We have been trying various methods for years to describe our business processes. Our story, which started with the purpose of modeling by industrial and information engineers, has turned into languages such as BPMN and UML as our needs increased over time.
You can see a summary of our story below.
Since 2005, we have turned towards languages such as BPMN, which tries to translate the diagrams we use for modeling (documentation and analysis) into software that we can use directly without the need for a conversion. (link:http://en.wikipedia.org/wiki/Business_Process_Model_and_Notation)
Based on engineering needs, BPM and UML models consist of symbols with different meanings in accordance with their starting point and are still an engineering field. Below you can see the BPMN diagram for a simple expense process.
Although this diagram is relatively simple for those with technical knowledge, it is a very complex language for those who work in the accounting department that owns the main job.
To understand and comment on this language;
• Learning the meanings of symbols
• Having knowledge of the subject of the process
• Understanding and being able to ignore technical details such as sending e-mails
Apart from that, a good computer user and a lot of drawing effort are required for a clear diagram view.
So usually such models; It is drawn either by technical people with no field knowledge or by field experts with no technical knowledge, and often contains minor errors.
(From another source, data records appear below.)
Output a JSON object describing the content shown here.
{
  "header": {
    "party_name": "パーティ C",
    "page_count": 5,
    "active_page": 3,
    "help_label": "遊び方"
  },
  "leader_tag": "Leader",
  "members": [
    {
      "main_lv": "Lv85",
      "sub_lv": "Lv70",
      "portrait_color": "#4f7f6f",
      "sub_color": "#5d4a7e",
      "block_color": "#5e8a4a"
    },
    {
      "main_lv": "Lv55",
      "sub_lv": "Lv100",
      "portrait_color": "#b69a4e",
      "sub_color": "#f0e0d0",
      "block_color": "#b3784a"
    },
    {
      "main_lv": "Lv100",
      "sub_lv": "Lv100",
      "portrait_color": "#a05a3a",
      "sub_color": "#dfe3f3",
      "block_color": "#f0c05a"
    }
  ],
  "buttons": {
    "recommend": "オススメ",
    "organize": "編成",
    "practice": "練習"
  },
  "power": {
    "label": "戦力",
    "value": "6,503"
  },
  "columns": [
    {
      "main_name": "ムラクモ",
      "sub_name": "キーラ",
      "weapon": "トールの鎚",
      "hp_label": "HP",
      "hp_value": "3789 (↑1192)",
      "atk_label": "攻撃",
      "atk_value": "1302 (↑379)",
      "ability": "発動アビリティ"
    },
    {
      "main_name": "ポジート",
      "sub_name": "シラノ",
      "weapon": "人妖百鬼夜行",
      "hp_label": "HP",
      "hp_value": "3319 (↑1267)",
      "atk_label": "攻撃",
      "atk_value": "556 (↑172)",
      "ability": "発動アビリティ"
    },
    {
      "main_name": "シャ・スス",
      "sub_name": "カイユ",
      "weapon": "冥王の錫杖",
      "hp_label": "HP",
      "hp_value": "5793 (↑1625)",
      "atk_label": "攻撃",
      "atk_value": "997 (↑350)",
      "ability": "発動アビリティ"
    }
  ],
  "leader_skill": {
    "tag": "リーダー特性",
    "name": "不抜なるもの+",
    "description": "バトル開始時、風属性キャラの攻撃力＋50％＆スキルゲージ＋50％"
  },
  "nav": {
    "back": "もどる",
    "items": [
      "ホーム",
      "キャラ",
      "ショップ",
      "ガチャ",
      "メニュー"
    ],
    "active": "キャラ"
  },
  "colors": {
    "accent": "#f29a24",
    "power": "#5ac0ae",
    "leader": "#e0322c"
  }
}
When used for documentation purposes, minor errors do not pose much of a problem, but they do occur as a problem because it is designed to run on systems such as BPMN.
Emakin Process Diagrams
In order to avoid these problems, we wanted to use our language instead of a modeling language like BPMN. The language we use should be in a simplicity that can be easily understood by the process owners and with a logic that does not contain technical details, as we consider this we reached a model like the one below.
The symbols you see in the form of large boxes in this model show the tasks in the flow direction in the process.
Each task (Task) consists of a title, the role (Role) to which the task will be assigned, the action (Action) that is a result of the task, and the route (Route) that connects the tasks. In this way, anyone who examines the model of the process can develop a comment about what happened in a very short time.
During the modeling of the process, technical details such as sending mail and database access are included in the definitions called PreWork and PostWork. PreWork definitions work when a job is assigned to a user, PostWork is another piece of code that runs when the user selects an action on the task.
Apart from this, all the technical works that we want to take place in the process as a distinct step can take place in the form of a task type called Module, just like other tasks.
Another thing we do differently is that there is no need to draw a drawing to produce the graphic. As long as you make the definitions in the process, Emakin decides how the graphic should be byself. With a type of artificial intelligence technology called “Directed Acyclic Graph”, it defines how the relevant connections should be drawn instead of the steps in the process in the graph. In this way, the user is focused on the process in the time taken to draw a clear process diagram.